Items from an interface collection

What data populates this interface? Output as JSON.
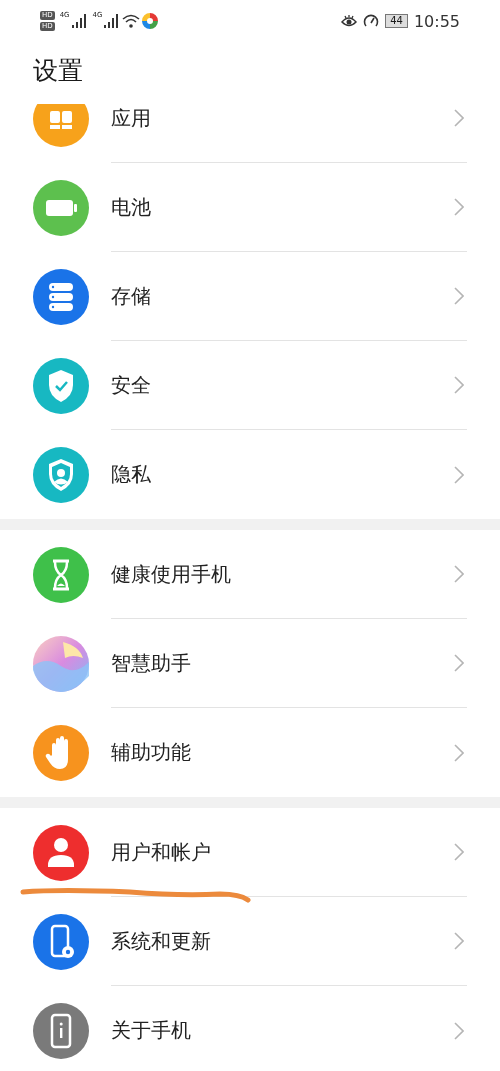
{
  "status_bar": {
    "sims": [
      {
        "hd": "HD",
        "network": "4G"
      },
      {
        "hd": "HD",
        "network": "4G"
      }
    ],
    "battery": "44",
    "time": "10:55"
  },
  "title": "设置",
  "groups": [
    {
      "items": [
        {
          "kind": "apps",
          "label": "应用",
          "underlined": false
        },
        {
          "kind": "battery",
          "label": "电池",
          "underlined": false
        },
        {
          "kind": "storage",
          "label": "存储",
          "underlined": false
        },
        {
          "kind": "security",
          "label": "安全",
          "underlined": false
        },
        {
          "kind": "privacy",
          "label": "隐私",
          "underlined": false
        }
      ]
    },
    {
      "items": [
        {
          "kind": "hourglass",
          "label": "健康使用手机",
          "underlined": false
        },
        {
          "kind": "assistant",
          "label": "智慧助手",
          "underlined": false
        },
        {
          "kind": "hand",
          "label": "辅助功能",
          "underlined": false
        }
      ]
    },
    {
      "items": [
        {
          "kind": "user",
          "label": "用户和帐户",
          "underlined": true
        },
        {
          "kind": "system",
          "label": "系统和更新",
          "underlined": false
        },
        {
          "kind": "about",
          "label": "关于手机",
          "underlined": false
        }
      ]
    }
  ]
}
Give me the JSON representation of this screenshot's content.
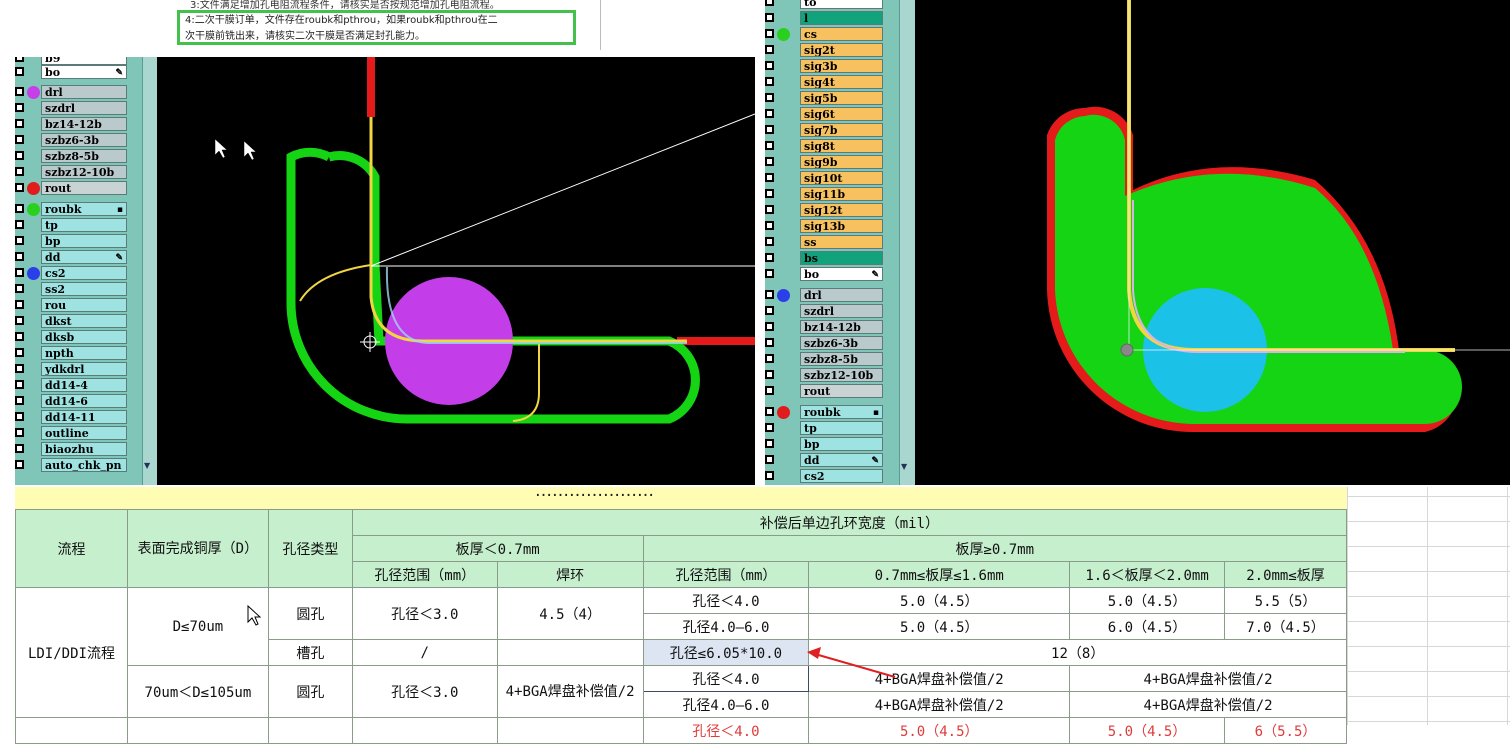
{
  "doc": {
    "line3": "3:文件满足增加孔电阻流程条件，请核实是否按规范增加孔电阻流程。",
    "note_line1": "4:二次干膜订单，文件存在roubk和pthrou，如果roubk和pthrou在二",
    "note_line2": "次干膜前铣出来，请核实二次干膜是否满足封孔能力。"
  },
  "left_panel": {
    "layers": [
      {
        "label": "b9",
        "style": "l-white",
        "dot": ""
      },
      {
        "label": "bo",
        "style": "l-white",
        "dot": "",
        "mark": "✎"
      },
      {
        "label": "drl",
        "style": "l-grey",
        "dot": "#c63fe8"
      },
      {
        "label": "szdrl",
        "style": "l-grey",
        "dot": ""
      },
      {
        "label": "bz14-12b",
        "style": "l-grey",
        "dot": ""
      },
      {
        "label": "szbz6-3b",
        "style": "l-grey",
        "dot": ""
      },
      {
        "label": "szbz8-5b",
        "style": "l-grey",
        "dot": ""
      },
      {
        "label": "szbz12-10b",
        "style": "l-grey",
        "dot": ""
      },
      {
        "label": "rout",
        "style": "l-gray2",
        "dot": "#e21c1c"
      },
      {
        "label": "roubk",
        "style": "l-cyan",
        "dot": "#2bd01e",
        "mark": "▪"
      },
      {
        "label": "tp",
        "style": "l-cyan",
        "dot": ""
      },
      {
        "label": "bp",
        "style": "l-cyan",
        "dot": ""
      },
      {
        "label": "dd",
        "style": "l-cyan",
        "dot": "",
        "mark": "✎"
      },
      {
        "label": "cs2",
        "style": "l-cyan",
        "dot": "#2a3fe8"
      },
      {
        "label": "ss2",
        "style": "l-cyan",
        "dot": ""
      },
      {
        "label": "rou",
        "style": "l-cyan",
        "dot": ""
      },
      {
        "label": "dkst",
        "style": "l-cyan",
        "dot": ""
      },
      {
        "label": "dksb",
        "style": "l-cyan",
        "dot": ""
      },
      {
        "label": "npth",
        "style": "l-cyan",
        "dot": ""
      },
      {
        "label": "ydkdrl",
        "style": "l-cyan",
        "dot": ""
      },
      {
        "label": "dd14-4",
        "style": "l-cyan",
        "dot": ""
      },
      {
        "label": "dd14-6",
        "style": "l-cyan",
        "dot": ""
      },
      {
        "label": "dd14-11",
        "style": "l-cyan",
        "dot": ""
      },
      {
        "label": "outline",
        "style": "l-cyan",
        "dot": ""
      },
      {
        "label": "biaozhu",
        "style": "l-cyan",
        "dot": ""
      },
      {
        "label": "auto_chk_pn",
        "style": "l-cyan",
        "dot": ""
      }
    ]
  },
  "right_panel": {
    "layers": [
      {
        "label": "to",
        "style": "l-white",
        "dot": ""
      },
      {
        "label": "l",
        "style": "l-teal",
        "dot": ""
      },
      {
        "label": "cs",
        "style": "l-orange",
        "dot": "#2bd01e"
      },
      {
        "label": "sig2t",
        "style": "l-orange",
        "dot": ""
      },
      {
        "label": "sig3b",
        "style": "l-orange",
        "dot": ""
      },
      {
        "label": "sig4t",
        "style": "l-orange",
        "dot": ""
      },
      {
        "label": "sig5b",
        "style": "l-orange",
        "dot": ""
      },
      {
        "label": "sig6t",
        "style": "l-orange",
        "dot": ""
      },
      {
        "label": "sig7b",
        "style": "l-orange",
        "dot": ""
      },
      {
        "label": "sig8t",
        "style": "l-orange",
        "dot": ""
      },
      {
        "label": "sig9b",
        "style": "l-orange",
        "dot": ""
      },
      {
        "label": "sig10t",
        "style": "l-orange",
        "dot": ""
      },
      {
        "label": "sig11b",
        "style": "l-orange",
        "dot": ""
      },
      {
        "label": "sig12t",
        "style": "l-orange",
        "dot": ""
      },
      {
        "label": "sig13b",
        "style": "l-orange",
        "dot": ""
      },
      {
        "label": "ss",
        "style": "l-orange",
        "dot": ""
      },
      {
        "label": "bs",
        "style": "l-teal",
        "dot": ""
      },
      {
        "label": "bo",
        "style": "l-white",
        "dot": "",
        "mark": "✎"
      },
      {
        "label": "drl",
        "style": "l-grey",
        "dot": "#2a3fe8"
      },
      {
        "label": "szdrl",
        "style": "l-grey",
        "dot": ""
      },
      {
        "label": "bz14-12b",
        "style": "l-grey",
        "dot": ""
      },
      {
        "label": "szbz6-3b",
        "style": "l-grey",
        "dot": ""
      },
      {
        "label": "szbz8-5b",
        "style": "l-grey",
        "dot": ""
      },
      {
        "label": "szbz12-10b",
        "style": "l-grey",
        "dot": ""
      },
      {
        "label": "rout",
        "style": "l-gray2",
        "dot": ""
      },
      {
        "label": "roubk",
        "style": "l-cyan",
        "dot": "#e21c1c",
        "mark": "▪"
      },
      {
        "label": "tp",
        "style": "l-cyan",
        "dot": ""
      },
      {
        "label": "bp",
        "style": "l-cyan",
        "dot": ""
      },
      {
        "label": "dd",
        "style": "l-cyan",
        "dot": "",
        "mark": "✎"
      },
      {
        "label": "cs2",
        "style": "l-cyan",
        "dot": ""
      }
    ]
  },
  "colors": {
    "route_green": "#14d414",
    "route_red": "#e51b1b",
    "trace_yellow": "#f0d640",
    "drill_magenta": "#c33ee8",
    "drill_cyan": "#1cc1e8",
    "header_green": "#c6efce",
    "arrow_red": "#e02020"
  },
  "table": {
    "title_fragment": "…………………",
    "h_flow": "流程",
    "h_cu": "表面完成铜厚（D）",
    "h_hole_type": "孔径类型",
    "h_comp": "补偿后单边孔环宽度（mil）",
    "h_thin": "板厚＜0.7mm",
    "h_thick": "板厚≥0.7mm",
    "h_range1": "孔径范围（mm）",
    "h_ring": "焊环",
    "h_range2": "孔径范围（mm）",
    "h_t1": "0.7mm≤板厚≤1.6mm",
    "h_t2": "1.6＜板厚＜2.0mm",
    "h_t3": "2.0mm≤板厚",
    "flow_ldi": "LDI/DDI流程",
    "cu1": "D≤70um",
    "cu2": "70um＜D≤105um",
    "round_hole": "圆孔",
    "slot_hole": "槽孔",
    "r1_range": "孔径＜3.0",
    "r1_ring": "4.5（4）",
    "r1a_range": "孔径＜4.0",
    "r1a_t1": "5.0（4.5）",
    "r1a_t2": "5.0（4.5）",
    "r1a_t3": "5.5（5）",
    "r1b_range": "孔径4.0—6.0",
    "r1b_t1": "5.0（4.5）",
    "r1b_t2": "6.0（4.5）",
    "r1b_t3": "7.0（4.5）",
    "slot_range": "/",
    "slot_thick_range": "孔径≤6.05*10.0",
    "slot_val": "12（8）",
    "r2_range": "孔径＜3.0",
    "r2_ring": "4+BGA焊盘补偿值/2",
    "r2a_range": "孔径＜4.0",
    "r2a_t1": "4+BGA焊盘补偿值/2",
    "r2a_t23": "4+BGA焊盘补偿值/2",
    "r2b_range": "孔径4.0—6.0",
    "r2b_t1": "4+BGA焊盘补偿值/2",
    "r2b_t23": "4+BGA焊盘补偿值/2",
    "r3_range": "孔径＜4.0",
    "r3_t1": "5.0（4.5）",
    "r3_t2": "5.0（4.5）",
    "r3_t3": "6（5.5）"
  }
}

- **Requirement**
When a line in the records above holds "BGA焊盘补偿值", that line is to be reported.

- **Answer area**
    "r2_ring": "4+BGA焊盘补偿值/2",
    "r2a_t1": "4+BGA焊盘补偿值/2",
    "r2a_t23": "4+BGA焊盘补偿值/2",
    "r2b_t1": "4+BGA焊盘补偿值/2",
    "r2b_t23": "4+BGA焊盘补偿值/2",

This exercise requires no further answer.